Deployment Options for Hub Transport Servers
Applies to: Exchange Server 2010 Topic Last Modified: 2008-12-08
This topic discusses supported topology options for the Microsoft Exchange Server 2010 Hub Transport server role. The Hub Transport server is a required role for an Exchange 2010 organization. Each Active Directory directory service site that contains the Mailbox server role must include one or more Hub Transport servers.
The topology option that you select will affect how the server role is deployed. Configuration of Send connectors and Receive connectors and message transport features will depend on placement of the Hub Transport server relative to other server roles. For a better understanding of how message flow and processing occur, see Understanding Transport Pipeline.
The following topologies are supported:
Exchange 2010 Hub Transport server role in an Exchange 2007 infrastructure
Exchange 2010 Hub Transport server role in an Exchange Server 2003 infrastructure
Exchange 2010 Hub Transport server role deployed on separate hardware
Exchange 2010 Hub Transport server role hosted on the same hardware as other server roles
Note: You cannot install the Hub Transport server role on a server that is configured as part of a cluster.
To complete mail flow configuration for the Exchange organization and to send and receive e-mail to and from the Internet, you must configure Send connectors and Receive connectors that enable at least one Hub Transport server to connect to the Internet. You can configure Internet connectivity for a Hub Transport by using any of the following methods:
You can deploy an Edge Transport server and subscribe it to the Exchange organization. This is the recommended deployment method. By default, when you create the Edge Subscription, the required Send connectors are automatically created. You do not have to modify the configuration of the default Receive connector on the Hub Transport server for this scenario.
You can send and receive Internet e-mail by relaying through Microsoft Exchange Hosted Services or another third-party Simple Mail Transfer Protocol (SMTP) gateway server.
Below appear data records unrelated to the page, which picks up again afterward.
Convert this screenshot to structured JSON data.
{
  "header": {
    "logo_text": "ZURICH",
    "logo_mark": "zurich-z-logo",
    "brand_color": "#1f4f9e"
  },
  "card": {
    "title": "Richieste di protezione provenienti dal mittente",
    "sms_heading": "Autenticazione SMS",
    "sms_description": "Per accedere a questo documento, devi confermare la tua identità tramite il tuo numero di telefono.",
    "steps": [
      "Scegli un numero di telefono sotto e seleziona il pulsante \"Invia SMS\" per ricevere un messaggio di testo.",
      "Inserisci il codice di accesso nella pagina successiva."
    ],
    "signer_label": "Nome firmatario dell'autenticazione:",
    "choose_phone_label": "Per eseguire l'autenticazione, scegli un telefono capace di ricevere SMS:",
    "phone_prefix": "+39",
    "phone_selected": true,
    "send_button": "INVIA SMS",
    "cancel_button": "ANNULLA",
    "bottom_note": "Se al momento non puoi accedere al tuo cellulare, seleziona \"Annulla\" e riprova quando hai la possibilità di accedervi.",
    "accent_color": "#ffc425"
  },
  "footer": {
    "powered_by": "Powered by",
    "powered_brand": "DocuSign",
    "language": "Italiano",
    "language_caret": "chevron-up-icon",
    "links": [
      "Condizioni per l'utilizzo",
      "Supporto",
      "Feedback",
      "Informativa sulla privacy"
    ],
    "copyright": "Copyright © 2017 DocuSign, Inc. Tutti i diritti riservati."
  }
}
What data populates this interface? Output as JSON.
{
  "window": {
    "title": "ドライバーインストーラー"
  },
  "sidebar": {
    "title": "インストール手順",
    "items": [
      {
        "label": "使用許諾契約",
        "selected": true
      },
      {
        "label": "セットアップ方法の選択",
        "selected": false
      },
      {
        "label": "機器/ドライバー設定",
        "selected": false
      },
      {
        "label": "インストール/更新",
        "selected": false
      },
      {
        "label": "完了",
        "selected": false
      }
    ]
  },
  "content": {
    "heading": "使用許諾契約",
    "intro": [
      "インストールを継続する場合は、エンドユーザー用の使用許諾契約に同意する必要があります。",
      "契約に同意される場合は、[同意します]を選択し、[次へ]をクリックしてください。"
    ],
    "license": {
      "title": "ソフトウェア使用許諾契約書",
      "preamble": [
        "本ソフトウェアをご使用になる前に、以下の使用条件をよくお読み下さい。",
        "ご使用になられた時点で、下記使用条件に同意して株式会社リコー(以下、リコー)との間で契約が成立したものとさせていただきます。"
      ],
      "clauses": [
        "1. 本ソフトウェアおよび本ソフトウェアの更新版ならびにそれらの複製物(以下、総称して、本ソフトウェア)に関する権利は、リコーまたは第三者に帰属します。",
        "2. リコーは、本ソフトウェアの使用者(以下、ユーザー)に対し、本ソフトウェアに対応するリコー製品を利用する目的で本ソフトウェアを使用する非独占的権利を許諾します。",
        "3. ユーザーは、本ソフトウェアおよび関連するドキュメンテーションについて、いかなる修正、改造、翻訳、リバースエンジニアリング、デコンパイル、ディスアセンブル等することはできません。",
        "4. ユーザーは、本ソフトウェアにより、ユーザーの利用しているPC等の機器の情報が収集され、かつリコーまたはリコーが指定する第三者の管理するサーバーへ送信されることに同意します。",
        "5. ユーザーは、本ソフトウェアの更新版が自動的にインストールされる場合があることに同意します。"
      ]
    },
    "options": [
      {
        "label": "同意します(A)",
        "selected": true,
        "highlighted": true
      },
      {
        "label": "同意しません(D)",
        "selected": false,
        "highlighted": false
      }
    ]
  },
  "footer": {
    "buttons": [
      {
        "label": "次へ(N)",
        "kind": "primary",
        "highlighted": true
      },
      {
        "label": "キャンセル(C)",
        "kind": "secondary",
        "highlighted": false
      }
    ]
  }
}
In this scenario, you have to create a Send connector and a Receive connector between the Hub Transport server and the external SMTP servers that process and route Internet e-mail.
You can establish Internet mail flow directly through a Hub Transport server. In this scenario, you have to create a Send connector that routes e-mail to the Internet. Also, you have to modify the configuration of the default Receive connector to accept anonymous e-mail submissions. In this scenario, the Exchange 2010 Hub Transport server can be reached directly through the Internet. We don't recommend this topology because it increases security risks by exposing to the Internet the Exchange 2010 server and all roles installed on that server. We recommend that you implement a perimeter network-based SMTP gateway, such as the Edge Transport server, instead.
Note You can install the anti-spam agents on the Hub Transport server role by using the Install-AntiSpamAgents.ps1 script. This script is located in the <system drive>/Program Files/Microsoft/Exchange Server/Scripts folder. After you run this script, all the anti-spam agents are installed and enabled, and the Anti-spam tab is available in the Exchange Management Console for Hub Transport servers. We recommend that you install the anti-spam agents if you select this topology so that the Hub Transport server can provide anti-spam protection for the Exchange organization.
|If you configure an Internet-facing Hub Transport server, you cannot configure a Send connector to attach a particular IP address to messages that are sent from the Hub Transport server. For example, if more than one IP address is assigned to the Hub Transport server, you cannot select which IP address is used by a Send connector to relay e-mail to the Internet. If you use an SMTP relay, such as an Edge Transport server, the IP address of that computer is affixed as the message source.|
You configure fault tolerance and load balancing for Hub Transport servers when you install more than one Hub Transport server in the same Active Directory site. By default, connections to Hub Transport servers are automatically load balanced if more than one Hub Transport server is deployed in an Active Directory site. If one Hub Transport server is unavailable, the operational Hub Transport servers continue to accept connections. If all Hub Transport servers in an Active Directory site are unavailable, messages are queued until a Hub Transport server becomes available or the messages expire.
Load balancing of outbound connections to remote domains is achieved by specifying more than one Hub Transport server in the same Active Directory site as a source server for the Send connector. Load balancing does not occur when the source servers for a Send connector are located in different Active Directory sites.
|If the Hub Transport server is installed on the same hardware as the Mailbox server role, load balancing may not occur. When the Hub Transport server role is on the same hardware as the Mailbox server role, the local server is preferred for all messages that are sent by users who have mailboxes on that server. Therefore, in this scenario, true load balancing does not occur.|
Load balancing of inbound SMTP connections for POP and IMAP client connections to the default Receive connector named "Client <Server Name>" that is created only on Hub Transport servers.
Load balancing of inbound SMTP connections for applications that submit e-mail to the Exchange organization.
NLB should not be used to distribute connections for internal routing between Hub Transport servers.
NLB is a good high availability option for both the Hub Transport server role and the Client Access server role when the Mailbox server role is deployed in a cluster.
For more information about how to configure Network Load Balancing, see the following topics:
For more information, see the following topics: